(Dataset rows for apps and sites)
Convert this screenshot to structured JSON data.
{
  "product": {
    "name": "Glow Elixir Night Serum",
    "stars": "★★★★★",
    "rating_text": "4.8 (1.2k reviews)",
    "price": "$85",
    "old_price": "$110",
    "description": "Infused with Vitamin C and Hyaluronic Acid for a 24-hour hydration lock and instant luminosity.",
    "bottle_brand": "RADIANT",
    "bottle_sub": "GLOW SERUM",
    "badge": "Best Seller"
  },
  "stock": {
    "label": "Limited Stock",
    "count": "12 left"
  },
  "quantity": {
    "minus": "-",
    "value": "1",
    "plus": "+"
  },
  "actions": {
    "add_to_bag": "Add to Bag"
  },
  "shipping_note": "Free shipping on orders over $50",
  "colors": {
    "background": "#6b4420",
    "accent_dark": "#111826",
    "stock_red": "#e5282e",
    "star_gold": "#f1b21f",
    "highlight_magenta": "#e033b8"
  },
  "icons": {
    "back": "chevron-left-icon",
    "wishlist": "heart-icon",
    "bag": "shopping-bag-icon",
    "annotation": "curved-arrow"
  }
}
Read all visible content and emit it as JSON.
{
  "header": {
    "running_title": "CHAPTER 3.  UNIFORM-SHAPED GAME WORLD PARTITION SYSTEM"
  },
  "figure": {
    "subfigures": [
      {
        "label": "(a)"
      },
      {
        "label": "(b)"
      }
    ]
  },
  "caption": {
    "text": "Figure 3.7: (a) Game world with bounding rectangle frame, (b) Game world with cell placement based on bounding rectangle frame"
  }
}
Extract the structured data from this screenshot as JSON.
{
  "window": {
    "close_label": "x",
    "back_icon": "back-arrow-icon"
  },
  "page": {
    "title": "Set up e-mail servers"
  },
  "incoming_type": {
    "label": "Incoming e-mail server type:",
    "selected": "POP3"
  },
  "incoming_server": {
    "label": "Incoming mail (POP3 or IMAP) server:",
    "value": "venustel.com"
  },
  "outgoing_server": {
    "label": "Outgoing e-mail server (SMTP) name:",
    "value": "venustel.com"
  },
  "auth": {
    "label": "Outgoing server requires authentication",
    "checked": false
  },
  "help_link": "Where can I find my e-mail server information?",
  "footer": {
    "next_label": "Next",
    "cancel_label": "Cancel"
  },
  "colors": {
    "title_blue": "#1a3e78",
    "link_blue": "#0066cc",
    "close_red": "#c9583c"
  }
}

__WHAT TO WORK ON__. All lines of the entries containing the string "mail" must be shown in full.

__EXERCISE ANSWER__.
    "title": "Set up e-mail servers"
    "label": "Incoming e-mail server type:",
    "label": "Incoming mail (POP3 or IMAP) server:",
    "label": "Outgoing e-mail server (SMTP) name:",
  "help_link": "Where can I find my e-mail server information?",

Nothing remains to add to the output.